Today is the extra day in the year that only happens once every four years. I remember being amazed as a kid that there were people who didn’t have birthdays every year because they were born on a leap year. I think back to the last February 29th in 2016 and I was totally in a different space. I had just started a cubicle job and was wondering how long I would be able to make it because I knew after only three weeks on the job that it wasn’t a good fit for me. But I was excited to finally have a stable job and the opportunity to see what corporate life was like. I was reminded today of how disconnected I’ve become from some of the aspects of my life that previously held such great importance. Since then I’ve finished school, held several jobs, relocated multiple times, and got into a relationship. It’s been quite an eventful four years and I’m hopeful to what the next Leap Year will bring.

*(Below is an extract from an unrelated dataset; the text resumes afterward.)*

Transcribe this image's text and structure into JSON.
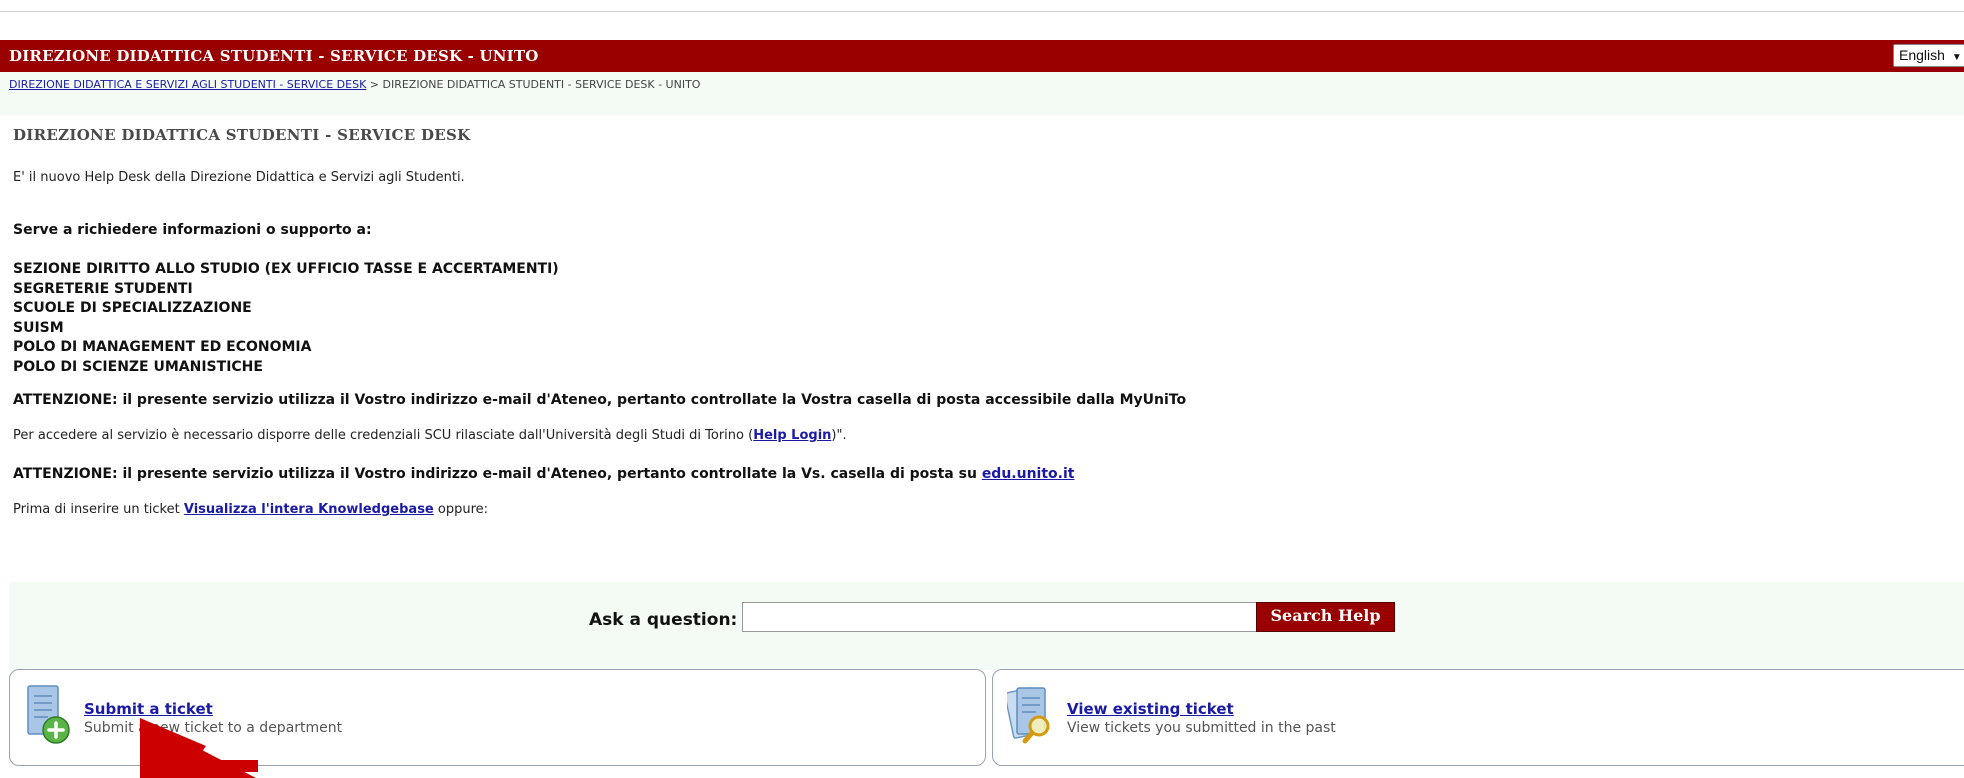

When I was younger I used to wish that I was born on this day because it would be fun to have a birthday once every four years. I remember the rhyme, “30 days have September, April, June, and November,” that ended with an explanation of Leap Day. Leap Day is an unofficial holiday of sorts–especially to those who were born on this day. I can’t help but think of the couples getting married who are secretly happy that they’ll only have to celebrate their anniversary once every 4 years like the Olympics. There’s also a part of me that wonders what it feels like to look at a calendar and not see the day you were born because it only occurs every 4 years. How do you explain that to a child who sees all his or her friends celebrating birthdays every year? Yes, you can celebrate the day before or the day after but it’s still not the same. Needless to say, I think that the extra day presents an opportunity to do something different than the norm–even if it means just taking the day off and having fun.